WHAT THE TASK REQUIRES
Once the line containing "Give me the" is found in the data below, output that line and every line after it through the last, unchanged and with nothing else.

(Data about app and page elements)

———

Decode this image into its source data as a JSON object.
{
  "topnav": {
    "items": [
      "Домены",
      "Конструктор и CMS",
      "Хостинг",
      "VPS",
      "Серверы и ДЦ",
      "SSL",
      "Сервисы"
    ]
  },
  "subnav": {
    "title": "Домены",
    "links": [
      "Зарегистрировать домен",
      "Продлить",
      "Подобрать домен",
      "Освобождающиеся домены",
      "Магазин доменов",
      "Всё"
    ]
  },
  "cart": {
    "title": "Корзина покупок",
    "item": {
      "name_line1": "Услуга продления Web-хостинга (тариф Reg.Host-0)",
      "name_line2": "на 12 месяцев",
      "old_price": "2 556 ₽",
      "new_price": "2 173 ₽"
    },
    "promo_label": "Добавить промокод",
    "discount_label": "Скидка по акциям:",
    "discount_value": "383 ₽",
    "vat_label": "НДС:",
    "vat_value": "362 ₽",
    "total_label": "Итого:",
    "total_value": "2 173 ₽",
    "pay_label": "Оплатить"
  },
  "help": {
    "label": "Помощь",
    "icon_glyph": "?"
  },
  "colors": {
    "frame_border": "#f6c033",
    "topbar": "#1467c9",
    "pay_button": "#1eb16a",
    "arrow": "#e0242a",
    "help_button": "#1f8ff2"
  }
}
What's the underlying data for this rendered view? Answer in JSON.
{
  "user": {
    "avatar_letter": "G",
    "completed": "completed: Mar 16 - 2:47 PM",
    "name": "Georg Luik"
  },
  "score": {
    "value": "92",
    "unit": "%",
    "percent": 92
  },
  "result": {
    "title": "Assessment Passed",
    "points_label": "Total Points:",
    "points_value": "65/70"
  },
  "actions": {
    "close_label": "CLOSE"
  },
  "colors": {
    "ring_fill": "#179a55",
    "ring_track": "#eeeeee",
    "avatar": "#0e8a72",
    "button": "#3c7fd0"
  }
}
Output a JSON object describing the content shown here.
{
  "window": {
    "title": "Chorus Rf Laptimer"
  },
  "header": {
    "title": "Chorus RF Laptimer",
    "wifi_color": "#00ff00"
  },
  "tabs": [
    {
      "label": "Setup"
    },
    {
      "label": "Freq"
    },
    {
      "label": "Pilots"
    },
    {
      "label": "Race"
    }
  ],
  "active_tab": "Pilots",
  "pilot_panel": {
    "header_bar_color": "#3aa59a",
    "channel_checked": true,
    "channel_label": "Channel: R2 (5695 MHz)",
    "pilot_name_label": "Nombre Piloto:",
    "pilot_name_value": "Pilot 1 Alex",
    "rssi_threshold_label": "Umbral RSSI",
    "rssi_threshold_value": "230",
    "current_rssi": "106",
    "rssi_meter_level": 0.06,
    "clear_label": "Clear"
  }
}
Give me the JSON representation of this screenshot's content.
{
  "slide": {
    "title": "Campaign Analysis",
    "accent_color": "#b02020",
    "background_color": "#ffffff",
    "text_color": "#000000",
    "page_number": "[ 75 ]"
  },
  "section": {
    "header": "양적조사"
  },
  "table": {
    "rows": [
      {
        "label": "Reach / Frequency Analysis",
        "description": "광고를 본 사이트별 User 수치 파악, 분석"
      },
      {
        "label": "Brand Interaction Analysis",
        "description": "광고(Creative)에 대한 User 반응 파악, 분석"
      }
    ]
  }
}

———

RESULT OF THE TASK
Give me the JSON representation of this screenshot's content.
{
  "slide": {
    "title": "Campaign Analysis",
    "accent_color": "#b02020",
    "background_color": "#ffffff",
    "text_color": "#000000",
    "page_number": "[ 75 ]"
  },
  "section": {
    "header": "양적조사"
  },
  "table": {
    "rows": [
      {
        "label": "Reach / Frequency Analysis",
        "description": "광고를 본 사이트별 User 수치 파악, 분석"
      },
      {
        "label": "Brand Interaction Analysis",
        "description": "광고(Creative)에 대한 User 반응 파악, 분석"
      }
    ]
  }
}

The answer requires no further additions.